Plot Synopsis: During a family's journey away, secrets are revealed that shatter the idyllic vacation. From there, the dark forces swirling around them tighten rapidly, forcing an decision from which there is no return.
One of the great pleasures for me attending film festivals is the discovery of new directors. Over the last 8 years i have become a great fan of films by talented auteurs like Bent Hamer, Gyorgy Palfi, Park Chan-Wook, Miranda July, and director of this powerful movie: Andrei Zvyagintsev. With the body of work from the aforementioned, you can take heart that the future of cinema is in great hands. Indeed, its one of the very key reasons i love working (and now, writing) in this very creative industry. You know that every year, someone, somewhere is going to produce a film that is of immense interest to your own unique love of film.
The start of the movie is a very obvious (now, more so in retrospect) visual clue to the themes that will be slowly revealed throughout its length. Long, meandering takes of a car driving to somewhere, a destination we're not entirely sure about. The road to redemption perhaps? Whatever, like so many journeys we make, its not the destination that's crucial, its how we get there & what happens along the way this is vastly more important. We then get introduced to brothers Mark & Alex whose relationship to each other is unfaltering. No job, task or favour is out of bounds & its this familial bond that gets tested to the extreme later on. Soon we meet the rest of Mark's family, Wife Vera, & their son and daughter. Although the family is away in the country-to Marks Fathers rural retreat, the tensions between the couple are soon very evident. And once the wife reveals her 'secret' things change rapidly and start to head down the only road then can go on-to hell.
Buts thats all i am going to say about the story proper. The rest you'll have to experience for yourself. The only other details i want to mention are the stunning cinematography, the dark haunting foreboding soundtrack, and the understated performances of all the actors.

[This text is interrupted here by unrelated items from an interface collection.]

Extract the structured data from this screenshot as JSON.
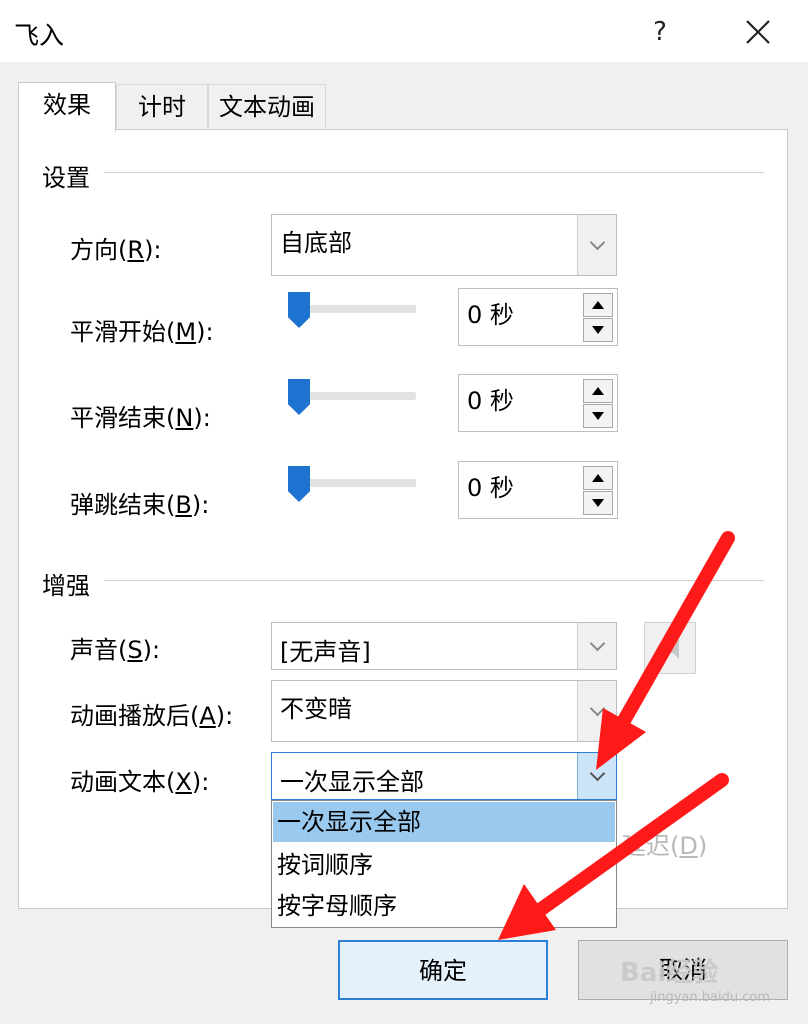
{
  "window": {
    "title": "飞入",
    "help_label": "?",
    "close_icon": "close-icon"
  },
  "tabs": [
    {
      "label": "效果",
      "selected": true
    },
    {
      "label": "计时",
      "selected": false
    },
    {
      "label": "文本动画",
      "selected": false
    }
  ],
  "settings": {
    "group_title": "设置",
    "direction": {
      "label_pre": "方向(",
      "key": "R",
      "label_post": "):",
      "value": "自底部"
    },
    "smooth_start": {
      "label_pre": "平滑开始(",
      "key": "M",
      "label_post": "):",
      "value": "0 秒",
      "level": 0
    },
    "smooth_end": {
      "label_pre": "平滑结束(",
      "key": "N",
      "label_post": "):",
      "value": "0 秒",
      "level": 0
    },
    "bounce_end": {
      "label_pre": "弹跳结束(",
      "key": "B",
      "label_post": "):",
      "value": "0 秒",
      "level": 0
    }
  },
  "enhance": {
    "group_title": "增强",
    "sound": {
      "label_pre": "声音(",
      "key": "S",
      "label_post": "):",
      "value": "[无声音]",
      "speaker_icon": "speaker-icon"
    },
    "after_anim": {
      "label_pre": "动画播放后(",
      "key": "A",
      "label_post": "):",
      "value": "不变暗"
    },
    "anim_text": {
      "label_pre": "动画文本(",
      "key": "X",
      "label_post": "):",
      "value": "一次显示全部"
    },
    "delay_partial": {
      "pre": "延迟(",
      "key": "D",
      "post": ")"
    }
  },
  "dropdown": {
    "options": [
      "一次显示全部",
      "按词顺序",
      "按字母顺序"
    ],
    "selected_index": 0,
    "highlight_color": "#99c9ef"
  },
  "footer": {
    "ok_label": "确定",
    "cancel_label": "取消"
  },
  "watermark": {
    "text": "Bai经验",
    "url": "jingyan.baidu.com"
  },
  "colors": {
    "accent": "#1e73d1",
    "arrow": "#ff1a1a"
  }
}
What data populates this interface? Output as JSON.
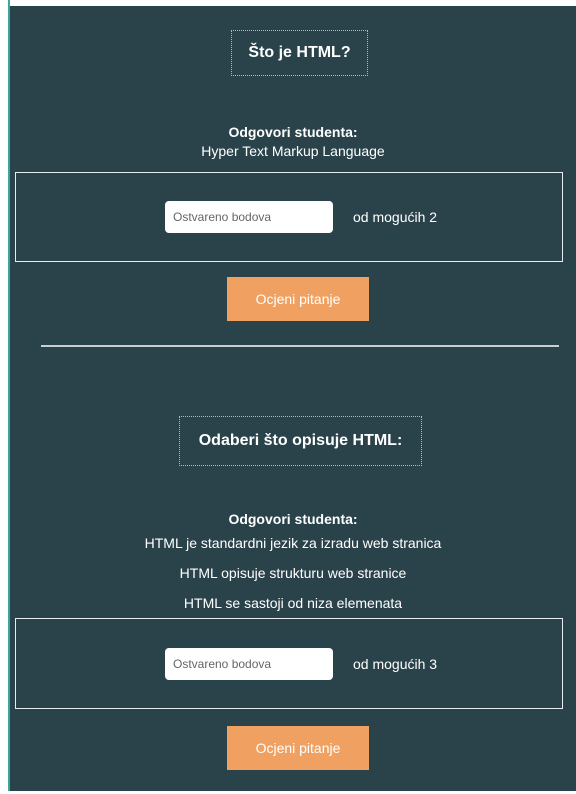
{
  "questions": [
    {
      "title": "Što je HTML?",
      "answers_label": "Odgovori studenta:",
      "answers": [
        "Hyper Text Markup Language"
      ],
      "points_placeholder": "Ostvareno bodova",
      "max_points_text": "od mogućih 2",
      "grade_button_label": "Ocjeni pitanje"
    },
    {
      "title": "Odaberi što opisuje HTML:",
      "answers_label": "Odgovori studenta:",
      "answers": [
        "HTML je standardni jezik za izradu web stranica",
        "HTML opisuje strukturu web stranice",
        "HTML se sastoji od niza elemenata"
      ],
      "points_placeholder": "Ostvareno bodova",
      "max_points_text": "od mogućih 3",
      "grade_button_label": "Ocjeni pitanje"
    }
  ],
  "colors": {
    "panel_background": "#2a434b",
    "accent_button": "#f0a060",
    "title_border": "#c8b88a",
    "left_accent_line": "#3aa79a"
  }
}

Like his 1st movie (2003's "The Return") Zvyagintsev's "The Banishment" reaffirms his supreme talent for powerful Symbolic movies that undeniably confirms his position as a more than worthy pretender to the throne of king of Russian cinema! Undoubtedly, Zvyagintsev more than likely is extremely familiar with the demigod of Russian cinema -the other Andrei-Tarkovsky.
If you do enjoy this movie, then you will be stunned by "The Return" as well. Check out the making of doco as well-in particular, the story of the actor who played the eldest son. Whats revealed, makes a great movie even more poignant.